─── Material to process

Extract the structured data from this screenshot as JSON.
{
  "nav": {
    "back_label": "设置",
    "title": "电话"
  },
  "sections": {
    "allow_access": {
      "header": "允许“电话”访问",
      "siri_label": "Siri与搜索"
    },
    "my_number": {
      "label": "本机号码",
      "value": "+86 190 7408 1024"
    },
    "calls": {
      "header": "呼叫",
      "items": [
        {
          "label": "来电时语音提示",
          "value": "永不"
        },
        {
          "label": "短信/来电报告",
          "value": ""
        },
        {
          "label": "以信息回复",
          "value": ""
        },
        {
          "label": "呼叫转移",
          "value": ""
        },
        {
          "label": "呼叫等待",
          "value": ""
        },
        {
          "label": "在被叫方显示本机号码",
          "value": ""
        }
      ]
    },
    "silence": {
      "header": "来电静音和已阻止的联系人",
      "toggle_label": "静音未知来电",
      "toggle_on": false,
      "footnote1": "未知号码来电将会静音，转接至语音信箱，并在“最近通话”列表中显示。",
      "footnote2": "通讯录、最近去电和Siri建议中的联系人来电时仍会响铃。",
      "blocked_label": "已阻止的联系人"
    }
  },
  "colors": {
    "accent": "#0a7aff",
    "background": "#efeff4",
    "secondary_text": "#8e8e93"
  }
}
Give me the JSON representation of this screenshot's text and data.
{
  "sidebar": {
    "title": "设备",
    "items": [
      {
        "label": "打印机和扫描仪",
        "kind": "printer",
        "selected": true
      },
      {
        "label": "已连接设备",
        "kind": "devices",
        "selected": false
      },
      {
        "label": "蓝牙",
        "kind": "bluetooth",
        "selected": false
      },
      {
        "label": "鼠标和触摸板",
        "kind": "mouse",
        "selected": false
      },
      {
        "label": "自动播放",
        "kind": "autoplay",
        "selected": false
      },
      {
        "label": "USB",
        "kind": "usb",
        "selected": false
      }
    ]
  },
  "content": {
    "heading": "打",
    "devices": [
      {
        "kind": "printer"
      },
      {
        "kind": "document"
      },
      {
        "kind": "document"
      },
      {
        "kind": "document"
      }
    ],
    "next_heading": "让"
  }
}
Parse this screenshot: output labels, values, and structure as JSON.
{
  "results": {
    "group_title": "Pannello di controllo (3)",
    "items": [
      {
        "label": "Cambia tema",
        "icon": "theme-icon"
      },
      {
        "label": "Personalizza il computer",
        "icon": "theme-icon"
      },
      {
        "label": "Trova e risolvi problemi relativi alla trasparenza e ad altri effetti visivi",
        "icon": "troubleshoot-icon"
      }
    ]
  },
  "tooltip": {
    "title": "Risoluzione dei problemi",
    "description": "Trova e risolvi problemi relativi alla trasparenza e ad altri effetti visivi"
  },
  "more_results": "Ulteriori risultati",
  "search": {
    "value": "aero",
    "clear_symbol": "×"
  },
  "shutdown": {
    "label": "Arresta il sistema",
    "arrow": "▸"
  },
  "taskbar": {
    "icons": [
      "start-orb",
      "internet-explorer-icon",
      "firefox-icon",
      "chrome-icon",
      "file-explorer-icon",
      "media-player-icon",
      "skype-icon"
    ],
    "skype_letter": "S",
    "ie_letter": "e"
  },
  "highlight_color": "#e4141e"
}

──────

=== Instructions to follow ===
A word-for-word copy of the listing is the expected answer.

=== Task result ===
Extract the structured data from this screenshot as JSON.
{
  "nav": {
    "back_label": "设置",
    "title": "电话"
  },
  "sections": {
    "allow_access": {
      "header": "允许“电话”访问",
      "siri_label": "Siri与搜索"
    },
    "my_number": {
      "label": "本机号码",
      "value": "+86 190 7408 1024"
    },
    "calls": {
      "header": "呼叫",
      "items": [
        {
          "label": "来电时语音提示",
          "value": "永不"
        },
        {
          "label": "短信/来电报告",
          "value": ""
        },
        {
          "label": "以信息回复",
          "value": ""
        },
        {
          "label": "呼叫转移",
          "value": ""
        },
        {
          "label": "呼叫等待",
          "value": ""
        },
        {
          "label": "在被叫方显示本机号码",
          "value": ""
        }
      ]
    },
    "silence": {
      "header": "来电静音和已阻止的联系人",
      "toggle_label": "静音未知来电",
      "toggle_on": false,
      "footnote1": "未知号码来电将会静音，转接至语音信箱，并在“最近通话”列表中显示。",
      "footnote2": "通讯录、最近去电和Siri建议中的联系人来电时仍会响铃。",
      "blocked_label": "已阻止的联系人"
    }
  },
  "colors": {
    "accent": "#0a7aff",
    "background": "#efeff4",
    "secondary_text": "#8e8e93"
  }
}
Give me the JSON representation of this screenshot's text and data.
{
  "sidebar": {
    "title": "设备",
    "items": [
      {
        "label": "打印机和扫描仪",
        "kind": "printer",
        "selected": true
      },
      {
        "label": "已连接设备",
        "kind": "devices",
        "selected": false
      },
      {
        "label": "蓝牙",
        "kind": "bluetooth",
        "selected": false
      },
      {
        "label": "鼠标和触摸板",
        "kind": "mouse",
        "selected": false
      },
      {
        "label": "自动播放",
        "kind": "autoplay",
        "selected": false
      },
      {
        "label": "USB",
        "kind": "usb",
        "selected": false
      }
    ]
  },
  "content": {
    "heading": "打",
    "devices": [
      {
        "kind": "printer"
      },
      {
        "kind": "document"
      },
      {
        "kind": "document"
      },
      {
        "kind": "document"
      }
    ],
    "next_heading": "让"
  }
}
Parse this screenshot: output labels, values, and structure as JSON.
{
  "results": {
    "group_title": "Pannello di controllo (3)",
    "items": [
      {
        "label": "Cambia tema",
        "icon": "theme-icon"
      },
      {
        "label": "Personalizza il computer",
        "icon": "theme-icon"
      },
      {
        "label": "Trova e risolvi problemi relativi alla trasparenza e ad altri effetti visivi",
        "icon": "troubleshoot-icon"
      }
    ]
  },
  "tooltip": {
    "title": "Risoluzione dei problemi",
    "description": "Trova e risolvi problemi relativi alla trasparenza e ad altri effetti visivi"
  },
  "more_results": "Ulteriori risultati",
  "search": {
    "value": "aero",
    "clear_symbol": "×"
  },
  "shutdown": {
    "label": "Arresta il sistema",
    "arrow": "▸"
  },
  "taskbar": {
    "icons": [
      "start-orb",
      "internet-explorer-icon",
      "firefox-icon",
      "chrome-icon",
      "file-explorer-icon",
      "media-player-icon",
      "skype-icon"
    ],
    "skype_letter": "S",
    "ie_letter": "e"
  },
  "highlight_color": "#e4141e"
}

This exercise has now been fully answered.